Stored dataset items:
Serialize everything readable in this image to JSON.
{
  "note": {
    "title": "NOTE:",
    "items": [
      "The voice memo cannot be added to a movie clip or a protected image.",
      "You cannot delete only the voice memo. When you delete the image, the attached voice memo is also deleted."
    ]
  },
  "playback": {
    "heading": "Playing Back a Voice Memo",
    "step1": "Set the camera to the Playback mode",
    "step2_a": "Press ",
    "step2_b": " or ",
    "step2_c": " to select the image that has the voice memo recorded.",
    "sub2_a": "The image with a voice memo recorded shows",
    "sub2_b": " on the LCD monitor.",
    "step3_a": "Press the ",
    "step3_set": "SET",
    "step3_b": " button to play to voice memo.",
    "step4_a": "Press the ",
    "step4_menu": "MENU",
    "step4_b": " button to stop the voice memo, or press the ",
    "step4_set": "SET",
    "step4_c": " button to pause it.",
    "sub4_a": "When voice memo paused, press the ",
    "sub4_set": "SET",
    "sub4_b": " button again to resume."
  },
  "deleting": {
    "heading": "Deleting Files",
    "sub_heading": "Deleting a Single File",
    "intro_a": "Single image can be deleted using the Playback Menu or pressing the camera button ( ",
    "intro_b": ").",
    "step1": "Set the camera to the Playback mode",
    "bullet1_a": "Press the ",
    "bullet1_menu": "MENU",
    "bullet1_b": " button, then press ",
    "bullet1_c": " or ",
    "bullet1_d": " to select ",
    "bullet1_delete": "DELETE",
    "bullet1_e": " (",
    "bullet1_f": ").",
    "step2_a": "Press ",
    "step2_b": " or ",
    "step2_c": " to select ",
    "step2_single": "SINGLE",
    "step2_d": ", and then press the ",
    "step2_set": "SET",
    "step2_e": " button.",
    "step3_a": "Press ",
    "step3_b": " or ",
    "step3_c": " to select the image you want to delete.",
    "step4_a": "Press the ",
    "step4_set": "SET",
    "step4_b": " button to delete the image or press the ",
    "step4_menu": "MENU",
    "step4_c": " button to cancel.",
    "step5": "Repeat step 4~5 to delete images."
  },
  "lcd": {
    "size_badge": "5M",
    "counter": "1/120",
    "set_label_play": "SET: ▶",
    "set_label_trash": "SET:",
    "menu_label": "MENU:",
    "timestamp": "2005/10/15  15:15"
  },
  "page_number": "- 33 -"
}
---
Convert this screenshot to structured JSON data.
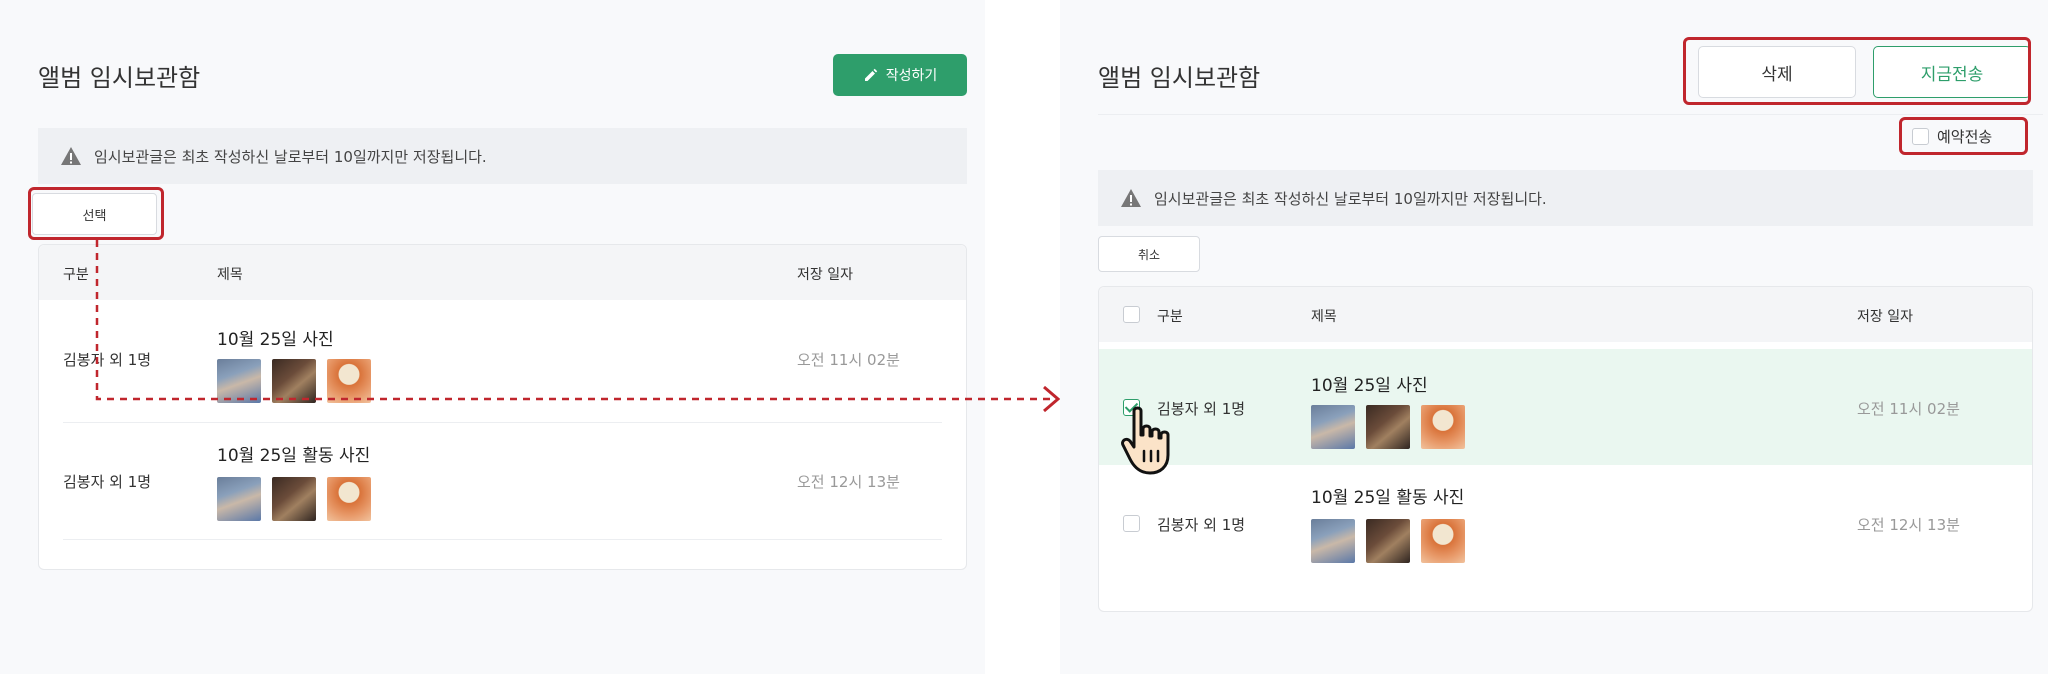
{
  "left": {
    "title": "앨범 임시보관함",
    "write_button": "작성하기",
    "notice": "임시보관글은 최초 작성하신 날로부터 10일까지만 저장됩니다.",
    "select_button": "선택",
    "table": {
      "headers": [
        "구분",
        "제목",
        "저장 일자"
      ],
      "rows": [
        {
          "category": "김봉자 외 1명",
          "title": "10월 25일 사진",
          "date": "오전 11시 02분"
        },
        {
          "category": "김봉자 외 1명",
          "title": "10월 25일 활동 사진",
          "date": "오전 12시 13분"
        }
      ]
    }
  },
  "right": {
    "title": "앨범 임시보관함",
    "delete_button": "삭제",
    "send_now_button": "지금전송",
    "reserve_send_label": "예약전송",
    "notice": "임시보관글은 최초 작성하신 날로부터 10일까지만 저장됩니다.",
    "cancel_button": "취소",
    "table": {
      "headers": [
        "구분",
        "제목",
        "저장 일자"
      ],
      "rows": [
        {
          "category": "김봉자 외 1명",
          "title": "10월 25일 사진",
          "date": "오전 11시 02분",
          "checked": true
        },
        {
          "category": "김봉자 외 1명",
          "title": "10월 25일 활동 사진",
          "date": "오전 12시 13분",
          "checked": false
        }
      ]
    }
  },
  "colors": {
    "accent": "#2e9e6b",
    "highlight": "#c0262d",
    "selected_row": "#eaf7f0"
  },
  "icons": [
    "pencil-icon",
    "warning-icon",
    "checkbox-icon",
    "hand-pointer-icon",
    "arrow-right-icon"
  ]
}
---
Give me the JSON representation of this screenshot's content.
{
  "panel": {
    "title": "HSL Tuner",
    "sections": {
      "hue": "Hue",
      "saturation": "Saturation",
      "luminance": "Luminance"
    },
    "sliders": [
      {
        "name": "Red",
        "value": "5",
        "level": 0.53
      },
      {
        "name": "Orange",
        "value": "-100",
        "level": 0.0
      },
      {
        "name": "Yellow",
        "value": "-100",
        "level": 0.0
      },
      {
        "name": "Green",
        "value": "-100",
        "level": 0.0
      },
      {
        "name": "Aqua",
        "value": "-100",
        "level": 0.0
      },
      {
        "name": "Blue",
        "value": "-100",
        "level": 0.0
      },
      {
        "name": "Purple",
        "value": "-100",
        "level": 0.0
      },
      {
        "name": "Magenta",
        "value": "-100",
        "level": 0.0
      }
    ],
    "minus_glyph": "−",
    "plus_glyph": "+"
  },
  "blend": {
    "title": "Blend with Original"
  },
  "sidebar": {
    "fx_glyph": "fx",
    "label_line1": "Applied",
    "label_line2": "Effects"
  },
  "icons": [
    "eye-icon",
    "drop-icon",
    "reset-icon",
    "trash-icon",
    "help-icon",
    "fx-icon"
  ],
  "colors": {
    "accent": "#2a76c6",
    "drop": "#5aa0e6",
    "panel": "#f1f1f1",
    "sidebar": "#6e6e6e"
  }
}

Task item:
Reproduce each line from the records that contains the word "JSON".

Solution:
Serialize everything readable in this image to JSON.
Convert this screenshot to structured JSON data.
Give me the JSON representation of this screenshot's content.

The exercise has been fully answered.